───── Records for the exercise ─────

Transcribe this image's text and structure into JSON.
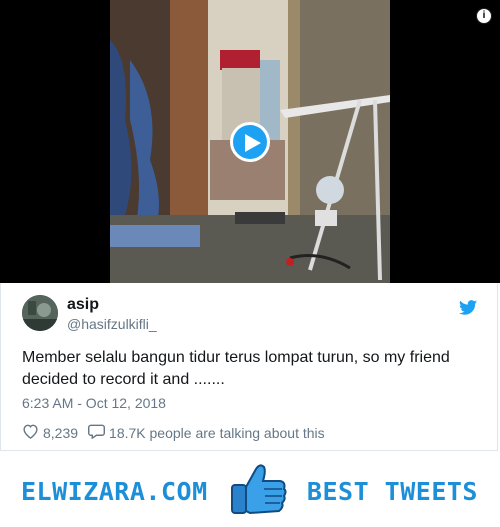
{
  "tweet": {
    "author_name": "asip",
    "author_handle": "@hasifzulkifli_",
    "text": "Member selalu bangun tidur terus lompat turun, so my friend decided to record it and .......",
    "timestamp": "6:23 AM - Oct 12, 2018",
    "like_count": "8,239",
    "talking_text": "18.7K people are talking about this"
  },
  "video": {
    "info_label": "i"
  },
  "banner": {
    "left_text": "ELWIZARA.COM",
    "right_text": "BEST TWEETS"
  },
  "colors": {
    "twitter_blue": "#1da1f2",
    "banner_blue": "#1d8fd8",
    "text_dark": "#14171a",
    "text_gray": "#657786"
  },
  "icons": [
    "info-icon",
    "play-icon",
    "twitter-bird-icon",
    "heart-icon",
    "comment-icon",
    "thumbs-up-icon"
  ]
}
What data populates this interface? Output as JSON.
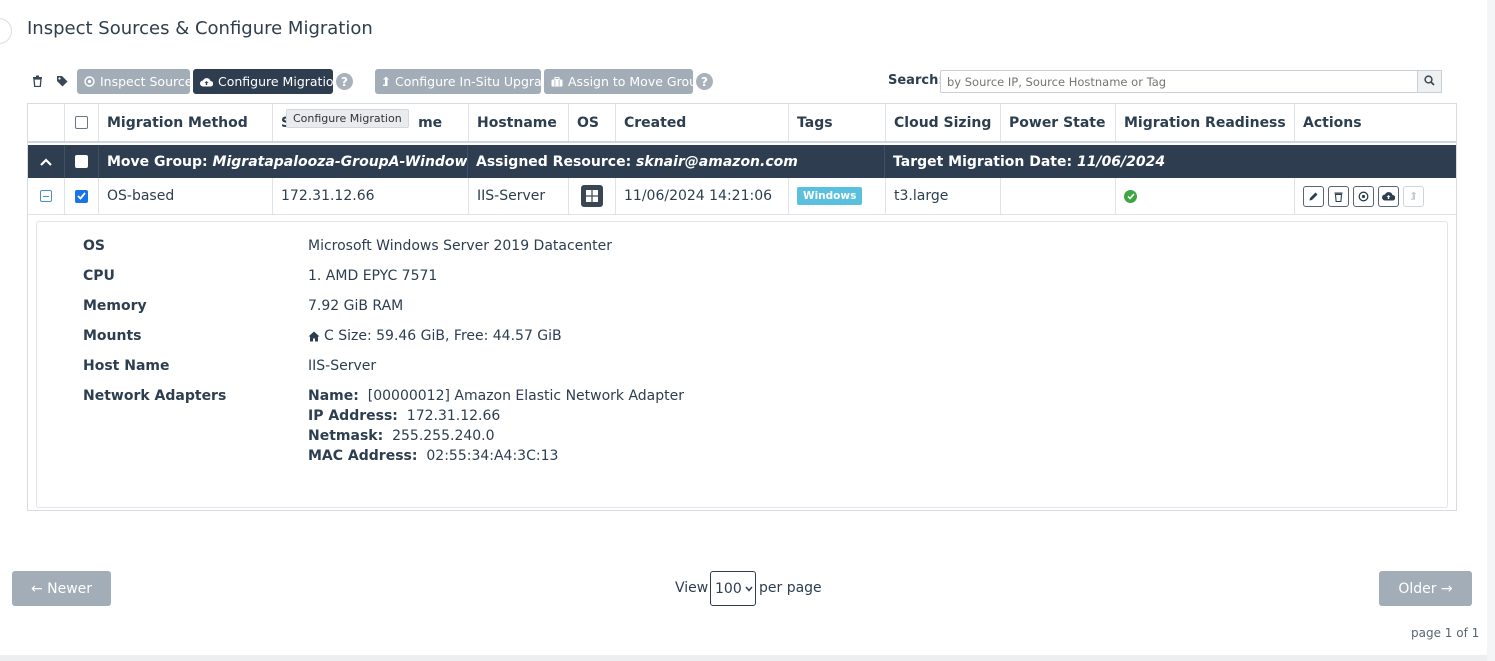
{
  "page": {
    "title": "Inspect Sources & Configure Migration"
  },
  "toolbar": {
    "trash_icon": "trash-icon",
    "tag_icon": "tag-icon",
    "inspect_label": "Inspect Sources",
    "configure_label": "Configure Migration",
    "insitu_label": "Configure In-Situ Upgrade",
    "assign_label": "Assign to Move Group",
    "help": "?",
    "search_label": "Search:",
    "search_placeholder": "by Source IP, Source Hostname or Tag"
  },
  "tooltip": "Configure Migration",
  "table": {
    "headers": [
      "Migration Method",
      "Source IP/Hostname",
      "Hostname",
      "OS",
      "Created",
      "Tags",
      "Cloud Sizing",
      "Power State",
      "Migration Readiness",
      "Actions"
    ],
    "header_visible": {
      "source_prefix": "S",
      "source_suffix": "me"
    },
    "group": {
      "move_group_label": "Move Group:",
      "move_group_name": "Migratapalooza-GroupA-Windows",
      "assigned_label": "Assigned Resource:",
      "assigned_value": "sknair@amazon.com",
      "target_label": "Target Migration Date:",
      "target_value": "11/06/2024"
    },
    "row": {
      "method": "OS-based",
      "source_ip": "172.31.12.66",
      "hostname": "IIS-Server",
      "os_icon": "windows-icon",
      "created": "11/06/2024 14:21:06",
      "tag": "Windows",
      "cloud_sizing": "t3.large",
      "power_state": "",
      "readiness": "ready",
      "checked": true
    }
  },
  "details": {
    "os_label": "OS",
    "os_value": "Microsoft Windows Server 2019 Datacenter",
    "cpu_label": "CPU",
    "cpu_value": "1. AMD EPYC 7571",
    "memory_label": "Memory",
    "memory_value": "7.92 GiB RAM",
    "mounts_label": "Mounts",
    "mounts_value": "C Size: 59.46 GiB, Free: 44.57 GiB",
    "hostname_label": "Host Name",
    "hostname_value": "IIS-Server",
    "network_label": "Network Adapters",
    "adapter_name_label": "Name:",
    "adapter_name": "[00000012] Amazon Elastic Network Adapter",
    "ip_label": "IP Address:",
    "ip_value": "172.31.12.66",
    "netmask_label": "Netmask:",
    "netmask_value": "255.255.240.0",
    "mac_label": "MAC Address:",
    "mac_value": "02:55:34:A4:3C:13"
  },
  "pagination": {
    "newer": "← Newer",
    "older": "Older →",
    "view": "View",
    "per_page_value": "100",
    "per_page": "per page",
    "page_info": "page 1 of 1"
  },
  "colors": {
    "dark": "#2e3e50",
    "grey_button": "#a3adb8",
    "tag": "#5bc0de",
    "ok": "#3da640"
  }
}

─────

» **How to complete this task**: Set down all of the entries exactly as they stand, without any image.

» **Result below**:
Transcribe this image's text and structure into JSON.
{
  "tweet": {
    "author_name": "asip",
    "author_handle": "@hasifzulkifli_",
    "text": "Member selalu bangun tidur terus lompat turun, so my friend decided to record it and .......",
    "timestamp": "6:23 AM - Oct 12, 2018",
    "like_count": "8,239",
    "talking_text": "18.7K people are talking about this"
  },
  "video": {
    "info_label": "i"
  },
  "banner": {
    "left_text": "ELWIZARA.COM",
    "right_text": "BEST TWEETS"
  },
  "colors": {
    "twitter_blue": "#1da1f2",
    "banner_blue": "#1d8fd8",
    "text_dark": "#14171a",
    "text_gray": "#657786"
  },
  "icons": [
    "info-icon",
    "play-icon",
    "twitter-bird-icon",
    "heart-icon",
    "comment-icon",
    "thumbs-up-icon"
  ]
}
What data populates this interface? Output as JSON.
{
  "page": {
    "title": "Inspect Sources & Configure Migration"
  },
  "toolbar": {
    "trash_icon": "trash-icon",
    "tag_icon": "tag-icon",
    "inspect_label": "Inspect Sources",
    "configure_label": "Configure Migration",
    "insitu_label": "Configure In-Situ Upgrade",
    "assign_label": "Assign to Move Group",
    "help": "?",
    "search_label": "Search:",
    "search_placeholder": "by Source IP, Source Hostname or Tag"
  },
  "tooltip": "Configure Migration",
  "table": {
    "headers": [
      "Migration Method",
      "Source IP/Hostname",
      "Hostname",
      "OS",
      "Created",
      "Tags",
      "Cloud Sizing",
      "Power State",
      "Migration Readiness",
      "Actions"
    ],
    "header_visible": {
      "source_prefix": "S",
      "source_suffix": "me"
    },
    "group": {
      "move_group_label": "Move Group:",
      "move_group_name": "Migratapalooza-GroupA-Windows",
      "assigned_label": "Assigned Resource:",
      "assigned_value": "sknair@amazon.com",
      "target_label": "Target Migration Date:",
      "target_value": "11/06/2024"
    },
    "row": {
      "method": "OS-based",
      "source_ip": "172.31.12.66",
      "hostname": "IIS-Server",
      "os_icon": "windows-icon",
      "created": "11/06/2024 14:21:06",
      "tag": "Windows",
      "cloud_sizing": "t3.large",
      "power_state": "",
      "readiness": "ready",
      "checked": true
    }
  },
  "details": {
    "os_label": "OS",
    "os_value": "Microsoft Windows Server 2019 Datacenter",
    "cpu_label": "CPU",
    "cpu_value": "1. AMD EPYC 7571",
    "memory_label": "Memory",
    "memory_value": "7.92 GiB RAM",
    "mounts_label": "Mounts",
    "mounts_value": "C Size: 59.46 GiB, Free: 44.57 GiB",
    "hostname_label": "Host Name",
    "hostname_value": "IIS-Server",
    "network_label": "Network Adapters",
    "adapter_name_label": "Name:",
    "adapter_name": "[00000012] Amazon Elastic Network Adapter",
    "ip_label": "IP Address:",
    "ip_value": "172.31.12.66",
    "netmask_label": "Netmask:",
    "netmask_value": "255.255.240.0",
    "mac_label": "MAC Address:",
    "mac_value": "02:55:34:A4:3C:13"
  },
  "pagination": {
    "newer": "← Newer",
    "older": "Older →",
    "view": "View",
    "per_page_value": "100",
    "per_page": "per page",
    "page_info": "page 1 of 1"
  },
  "colors": {
    "dark": "#2e3e50",
    "grey_button": "#a3adb8",
    "tag": "#5bc0de",
    "ok": "#3da640"
  }
}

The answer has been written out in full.